kerala tourism cruise

New York is one of the largest metropolitan cities in the world, with a population of more than half of that of Kerala. The US city had enough time to combat the corona virus but it couldn’t handle the health crisis the way Kerala managed, though the south Indian state was affected pretty early by the rampaging pandemic.

The Covid-19 virus first came to Kerala through a medical student who came from Wuhan, and that happened a full one month before the virus hit New York. Yet, New York couldn’t handle the virus like Kerala did. And that’s a testimony to Kerala’s superior healthcare standards and the state government’s determination to keep the disease at bay.

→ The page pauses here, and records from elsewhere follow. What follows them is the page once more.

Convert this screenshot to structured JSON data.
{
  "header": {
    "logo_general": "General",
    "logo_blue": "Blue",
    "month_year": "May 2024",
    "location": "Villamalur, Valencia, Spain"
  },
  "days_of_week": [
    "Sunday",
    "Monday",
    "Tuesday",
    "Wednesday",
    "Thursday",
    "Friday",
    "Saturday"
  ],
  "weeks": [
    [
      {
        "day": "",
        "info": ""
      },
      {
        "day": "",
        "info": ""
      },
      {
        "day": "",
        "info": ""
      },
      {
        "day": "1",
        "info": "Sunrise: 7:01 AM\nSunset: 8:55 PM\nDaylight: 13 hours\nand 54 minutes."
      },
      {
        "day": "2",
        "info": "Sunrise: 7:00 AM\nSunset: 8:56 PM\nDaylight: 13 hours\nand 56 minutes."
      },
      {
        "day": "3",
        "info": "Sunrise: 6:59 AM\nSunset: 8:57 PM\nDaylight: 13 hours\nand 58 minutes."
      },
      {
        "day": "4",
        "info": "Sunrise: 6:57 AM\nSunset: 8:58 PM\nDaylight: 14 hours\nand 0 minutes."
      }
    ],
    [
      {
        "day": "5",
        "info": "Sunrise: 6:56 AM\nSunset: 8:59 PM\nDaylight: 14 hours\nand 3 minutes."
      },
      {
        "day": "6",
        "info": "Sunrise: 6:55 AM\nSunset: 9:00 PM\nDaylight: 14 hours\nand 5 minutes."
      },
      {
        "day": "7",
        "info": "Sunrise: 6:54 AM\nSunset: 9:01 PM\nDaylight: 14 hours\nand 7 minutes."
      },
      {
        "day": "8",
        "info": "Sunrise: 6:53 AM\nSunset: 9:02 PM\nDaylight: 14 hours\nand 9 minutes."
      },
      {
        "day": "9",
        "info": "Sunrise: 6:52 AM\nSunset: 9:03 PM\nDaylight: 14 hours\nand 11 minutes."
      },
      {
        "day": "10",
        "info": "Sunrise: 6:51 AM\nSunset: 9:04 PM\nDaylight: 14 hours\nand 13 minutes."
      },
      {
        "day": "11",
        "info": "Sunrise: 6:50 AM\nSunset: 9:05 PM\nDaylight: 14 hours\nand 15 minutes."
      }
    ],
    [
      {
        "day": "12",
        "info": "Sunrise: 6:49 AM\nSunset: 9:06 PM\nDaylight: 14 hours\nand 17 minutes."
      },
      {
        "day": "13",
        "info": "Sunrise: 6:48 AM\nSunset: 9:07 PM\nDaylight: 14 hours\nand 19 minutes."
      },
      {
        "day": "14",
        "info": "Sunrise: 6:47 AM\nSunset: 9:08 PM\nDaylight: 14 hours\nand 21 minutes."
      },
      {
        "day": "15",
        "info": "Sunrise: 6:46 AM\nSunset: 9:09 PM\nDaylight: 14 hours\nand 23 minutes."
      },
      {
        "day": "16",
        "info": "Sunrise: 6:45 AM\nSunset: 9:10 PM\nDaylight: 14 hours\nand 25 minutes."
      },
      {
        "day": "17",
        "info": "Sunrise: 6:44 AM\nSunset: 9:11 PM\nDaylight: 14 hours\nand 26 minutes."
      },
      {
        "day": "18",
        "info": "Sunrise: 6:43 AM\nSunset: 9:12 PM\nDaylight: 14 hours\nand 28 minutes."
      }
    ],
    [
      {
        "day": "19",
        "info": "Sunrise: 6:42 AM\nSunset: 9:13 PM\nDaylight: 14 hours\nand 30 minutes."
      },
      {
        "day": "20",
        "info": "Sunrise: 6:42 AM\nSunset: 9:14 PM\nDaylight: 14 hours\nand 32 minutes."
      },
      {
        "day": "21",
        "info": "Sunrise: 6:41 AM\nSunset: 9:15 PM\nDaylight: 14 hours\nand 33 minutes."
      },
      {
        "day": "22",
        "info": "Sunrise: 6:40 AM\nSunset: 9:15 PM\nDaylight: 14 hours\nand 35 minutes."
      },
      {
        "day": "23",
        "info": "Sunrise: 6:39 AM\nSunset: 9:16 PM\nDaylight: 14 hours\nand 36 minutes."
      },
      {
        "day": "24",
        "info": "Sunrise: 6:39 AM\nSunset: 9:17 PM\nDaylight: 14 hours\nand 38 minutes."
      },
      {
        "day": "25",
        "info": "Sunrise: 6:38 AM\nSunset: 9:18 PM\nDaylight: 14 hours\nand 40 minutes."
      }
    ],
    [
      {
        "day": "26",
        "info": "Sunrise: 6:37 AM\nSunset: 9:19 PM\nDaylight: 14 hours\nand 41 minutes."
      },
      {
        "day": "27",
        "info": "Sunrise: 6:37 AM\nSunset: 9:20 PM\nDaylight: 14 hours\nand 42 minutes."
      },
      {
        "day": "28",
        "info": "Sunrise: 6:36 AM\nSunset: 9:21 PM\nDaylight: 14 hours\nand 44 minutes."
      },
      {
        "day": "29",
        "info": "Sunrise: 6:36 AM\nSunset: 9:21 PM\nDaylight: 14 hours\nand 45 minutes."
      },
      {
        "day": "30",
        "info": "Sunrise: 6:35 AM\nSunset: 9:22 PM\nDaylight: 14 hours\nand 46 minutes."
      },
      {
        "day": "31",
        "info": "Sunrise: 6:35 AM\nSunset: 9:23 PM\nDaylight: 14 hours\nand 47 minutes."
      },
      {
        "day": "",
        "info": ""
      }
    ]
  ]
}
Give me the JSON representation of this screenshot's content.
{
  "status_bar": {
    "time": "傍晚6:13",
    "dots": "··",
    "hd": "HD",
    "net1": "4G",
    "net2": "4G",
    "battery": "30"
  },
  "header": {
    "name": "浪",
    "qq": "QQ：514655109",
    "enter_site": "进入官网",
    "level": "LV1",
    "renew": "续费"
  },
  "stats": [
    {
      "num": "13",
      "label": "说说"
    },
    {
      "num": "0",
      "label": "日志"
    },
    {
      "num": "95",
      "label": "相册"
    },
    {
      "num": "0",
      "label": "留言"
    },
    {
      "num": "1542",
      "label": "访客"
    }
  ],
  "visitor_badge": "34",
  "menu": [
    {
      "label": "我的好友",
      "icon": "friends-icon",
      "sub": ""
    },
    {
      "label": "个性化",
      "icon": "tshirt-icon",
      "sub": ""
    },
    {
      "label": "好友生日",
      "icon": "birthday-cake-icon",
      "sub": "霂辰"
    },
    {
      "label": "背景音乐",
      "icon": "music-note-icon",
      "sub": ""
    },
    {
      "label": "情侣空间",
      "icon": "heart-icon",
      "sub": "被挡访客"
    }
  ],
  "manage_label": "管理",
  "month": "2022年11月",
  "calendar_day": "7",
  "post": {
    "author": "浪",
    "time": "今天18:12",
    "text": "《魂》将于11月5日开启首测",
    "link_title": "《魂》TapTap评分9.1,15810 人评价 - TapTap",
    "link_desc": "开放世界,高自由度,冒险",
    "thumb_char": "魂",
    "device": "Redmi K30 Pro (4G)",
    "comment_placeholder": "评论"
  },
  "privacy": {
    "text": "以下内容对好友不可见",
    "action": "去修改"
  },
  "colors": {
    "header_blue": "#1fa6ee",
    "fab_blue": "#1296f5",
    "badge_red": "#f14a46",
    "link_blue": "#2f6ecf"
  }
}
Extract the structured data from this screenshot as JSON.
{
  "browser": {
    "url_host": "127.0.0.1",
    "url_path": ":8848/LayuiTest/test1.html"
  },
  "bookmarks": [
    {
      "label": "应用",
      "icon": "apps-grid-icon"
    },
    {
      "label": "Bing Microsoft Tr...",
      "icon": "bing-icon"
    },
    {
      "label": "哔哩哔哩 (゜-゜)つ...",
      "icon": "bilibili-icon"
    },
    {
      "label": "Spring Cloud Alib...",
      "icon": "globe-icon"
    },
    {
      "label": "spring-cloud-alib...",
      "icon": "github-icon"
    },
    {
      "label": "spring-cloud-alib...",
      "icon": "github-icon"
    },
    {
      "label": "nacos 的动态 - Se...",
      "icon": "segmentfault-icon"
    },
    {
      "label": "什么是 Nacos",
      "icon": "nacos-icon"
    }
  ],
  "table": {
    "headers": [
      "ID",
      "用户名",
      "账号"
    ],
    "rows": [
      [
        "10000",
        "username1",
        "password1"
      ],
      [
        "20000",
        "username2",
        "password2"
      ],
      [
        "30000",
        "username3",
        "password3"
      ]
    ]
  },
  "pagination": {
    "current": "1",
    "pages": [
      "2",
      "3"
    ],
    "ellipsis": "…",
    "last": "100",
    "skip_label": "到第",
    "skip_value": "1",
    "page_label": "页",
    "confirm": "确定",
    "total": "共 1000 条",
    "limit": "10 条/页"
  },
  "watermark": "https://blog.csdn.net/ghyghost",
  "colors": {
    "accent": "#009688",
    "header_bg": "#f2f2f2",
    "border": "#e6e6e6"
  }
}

The first Covid case was reported in Kerala on January 30. The state now has 286 cases but New York which reported its first Covid case a month later on March 1 has 92,381 cases. While only two patients died in Kerala, a staggering 2,373 people died in New York due to the pandemic.

The situation should act as an eye-opener for many. While the healthcare standards of Europe and the US are supposed to be superior, they have been hit hard by the spread of the virus, exposing their lack of preparedness. Kerala on the other hand has been able to control the menace to a great extent, due to the robust health care system in the state.

Tourists have been ably assisted by the government machinery to either fly back, extend their stay or get access to medicines and food. The tourism department, associations like ATTOI, the police, hospitals, travel agents and hotels have all come together in unison to help the tourists stranded in India.

Kerala chief minister Pinarayi Vijayan, health minister KK Shailaja, tourism minister Kadakampally Surendran, and tourism secretary Rani George IAS have been at the forefront, fighting the menace with clear communication and appropriate action on a daily basis. French, Russian and German contingents have been successfully repatriated thanks to the joint effort of all the stakeholders. In fact, some of the tourists have gone on record to state that they felt safer in Kerala than probably even in their country of origin during this period.

As a result, Kerala’s tourism brand has definitely got a lift from the way in which guests have been treated during this period. This phase serves as a timely reminder that investments into healthcare are of immense value, something that many other governments forget in the long run.